A new update to the Worldwide Semiannual IT Spending Guide: Line of Business from the International Data Corporation (IDC) forecasts worldwide corporate IT spending funded by non-IT business units will reach $609 billion in 2017, an increase of 5.9% over 2016. The Spending Guide, which quantifies the purchasing power of line of business (LoB) technology buyers by providing a detailed examination of where the funding for a variety of IT purchases originates, also forecasts LoB spending to achieve a compound annual growth rate (CAGR) of 5.9% over the 2015-2020 forecast period. In comparison, technology spending by IT buyers is forecast to have a five-year CAGR of 2.3%. By 2020, IDC expects LoB technology spending to be nearly equal to that of the IT organization.
Meanwhile, all in, global IT spend was estimated at $2.4tn in 2016, but that includes telco and consumer tech. And, this demographic breakdown for enterprise IT spend:
In terms of company size, more than 45% of all IT spending worldwide will come from very large businesses (more than 1,000 employees) while the small office category (the 70-plus million small businesses with 1-9 employees) will provide roughly one quarter of all IT spending throughout the forecast period. Medium (100-499 employees) and large (500-999 employees) business will see the fastest growth in IT spending, each with a CAGR of 4.4%.
Sources: Technology Purchases from Line of Business Budgets Forecast to Grow Faster Than Purchases Funded by the IT Organization, According to IDC, March 2017 and Worldwide IT Spending Forecast to Reach $2.7 Trillion in 2020 Led by Financial Services, Manufacturing, and Healthcare, According to IDC, Aug 2016.
- Video: “In 2017 Amazon is expected to spend $4.5bn on television and film content, roughly twice what HBO will spend. But it has a big payoff.”
- Prime momentum: “Mr Nowak reckons the company had 72m Prime members last year, up by 32% from 2015.”
- Cloud: “Last year AWS’s revenue reached $12bn, up by more than 150% since 2014.”

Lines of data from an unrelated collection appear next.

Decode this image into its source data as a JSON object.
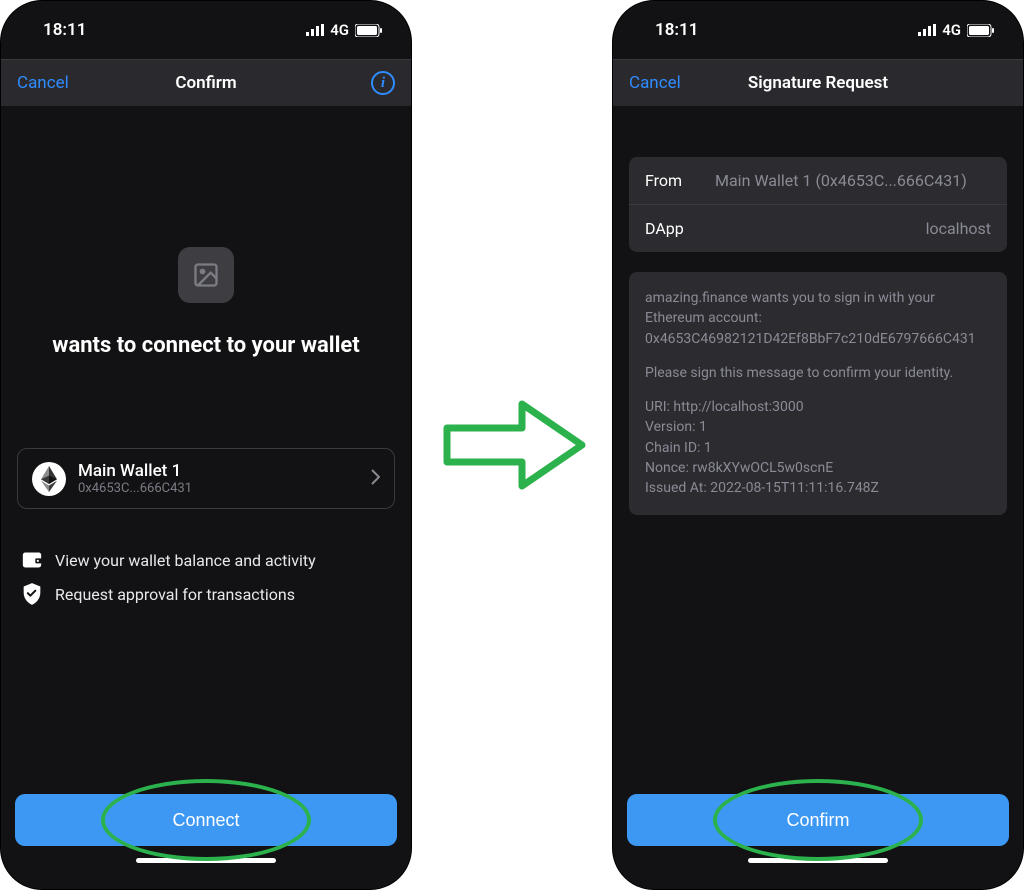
{
  "status": {
    "time": "18:11",
    "network": "4G"
  },
  "left": {
    "nav": {
      "cancel": "Cancel",
      "title": "Confirm"
    },
    "heading": "wants to connect to your wallet",
    "wallet": {
      "name": "Main Wallet 1",
      "address": "0x4653C...666C431"
    },
    "permissions": {
      "balance": "View your wallet balance and activity",
      "approval": "Request approval for transactions"
    },
    "button": "Connect"
  },
  "right": {
    "nav": {
      "cancel": "Cancel",
      "title": "Signature Request"
    },
    "info": {
      "from_label": "From",
      "from_value": "Main Wallet 1 (0x4653C...666C431)",
      "dapp_label": "DApp",
      "dapp_value": "localhost"
    },
    "message": {
      "intro": "amazing.finance wants you to sign in with your Ethereum account:",
      "account": "0x4653C46982121D42Ef8BbF7c210dE6797666C431",
      "prompt": "Please sign this message to confirm your identity.",
      "uri": "URI: http://localhost:3000",
      "version": "Version: 1",
      "chain": "Chain ID: 1",
      "nonce": "Nonce: rw8kXYwOCL5w0scnE",
      "issued": "Issued At: 2022-08-15T11:11:16.748Z"
    },
    "button": "Confirm"
  }
}
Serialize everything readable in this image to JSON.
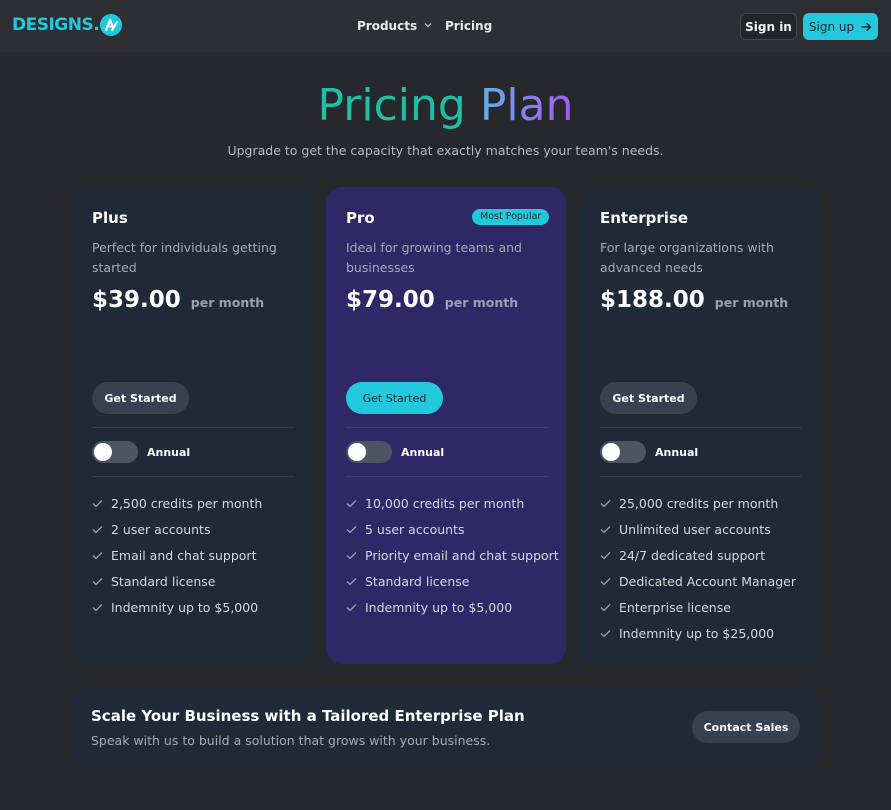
{
  "nav": {
    "logo_text": "DESIGNS.",
    "links": [
      {
        "label": "Products"
      },
      {
        "label": "Pricing"
      }
    ],
    "signin_label": "Sign in",
    "signup_label": "Sign up"
  },
  "hero": {
    "title_word1": "Pricing",
    "title_word2": "Plan",
    "subtitle": "Upgrade to get the capacity that exactly matches your team's needs."
  },
  "plans": [
    {
      "name": "Plus",
      "description": "Perfect for individuals getting started",
      "price": "$39.00",
      "period": "per month",
      "cta": "Get Started",
      "toggle_label": "Annual",
      "features": [
        "2,500 credits per month",
        "2 user accounts",
        "Email and chat support",
        "Standard license",
        "Indemnity up to $5,000"
      ]
    },
    {
      "name": "Pro",
      "badge": "Most Popular",
      "description": "Ideal for growing teams and businesses",
      "price": "$79.00",
      "period": "per month",
      "cta": "Get Started",
      "toggle_label": "Annual",
      "features": [
        "10,000 credits per month",
        "5 user accounts",
        "Priority email and chat support",
        "Standard license",
        "Indemnity up to $5,000"
      ]
    },
    {
      "name": "Enterprise",
      "description": "For large organizations with advanced needs",
      "price": "$188.00",
      "period": "per month",
      "cta": "Get Started",
      "toggle_label": "Annual",
      "features": [
        "25,000 credits per month",
        "Unlimited user accounts",
        "24/7 dedicated support",
        "Dedicated Account Manager",
        "Enterprise license",
        "Indemnity up to $25,000"
      ]
    }
  ],
  "cta_banner": {
    "title": "Scale Your Business with a Tailored Enterprise Plan",
    "subtitle": "Speak with us to build a solution that grows with your business.",
    "button": "Contact Sales"
  },
  "colors": {
    "accent": "#22c9dd",
    "card": "#1f2937",
    "pro_card": "#2e2866"
  }
}
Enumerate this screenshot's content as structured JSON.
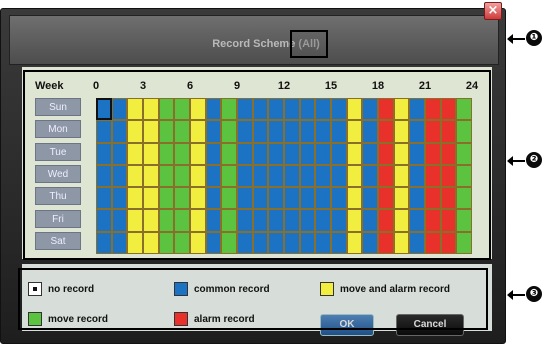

- Anti-trust, in the US: “If competitors fail to halt Amazon’s whirl of activities, antitrust enforcers might yet do so instead. This does not seem an imminent threat. American antitrust authorities mainly consider a company’s effect on consumers and pricing, not broader market power. By that standard, Amazon has brought big benefits.”
Breaking up the monolith with good, old fashioned, OO-think:
Instead, Vanguard has begun a journey to break apart our monolithic legacy systems piece-by-piece by replacing them with microservices over time. With a microservices architecture, we remove the business logic and data logic from our applications and replace it with a set of re-usable modules of code that are built and deployed as independent entities. We then compliment this architecture by chunking out our user interfaces into modular purpose-built components.
De-coupling for stability and resiliency, among other things:
This service-based approach to application architecture provides a variety of advantages over the jumble of code that defines a non-modular monolithic application. First, services reduce redundancy by making sure there is only one copy of application logic for a given capability – regardless of how many applications leverage that logic. In the long run, this leads to lower development costs and increases speed to market. Second, since these services are deployed independently and built in a resilient manner, outages in one area of an application are less likely to bring down an entire system. In some instances, several of our services can be down without our clients being aware of a loss in functionality thanks to the ability of our applications to automatically react to a service that isn’t available. Finally, services enable our applications to scale easier. The marriage of cloud and services means we can quickly spin up infrastructure to handle surges in the number of transactions we need to handle without needing to scale up an entire application.
Delivery teams are now able to build services faster and easier. In July 2016, DTA had 14 apps in production and 50 apps in development. In October 2016, the numbers increased to 47 apps in production and 225 apps in development.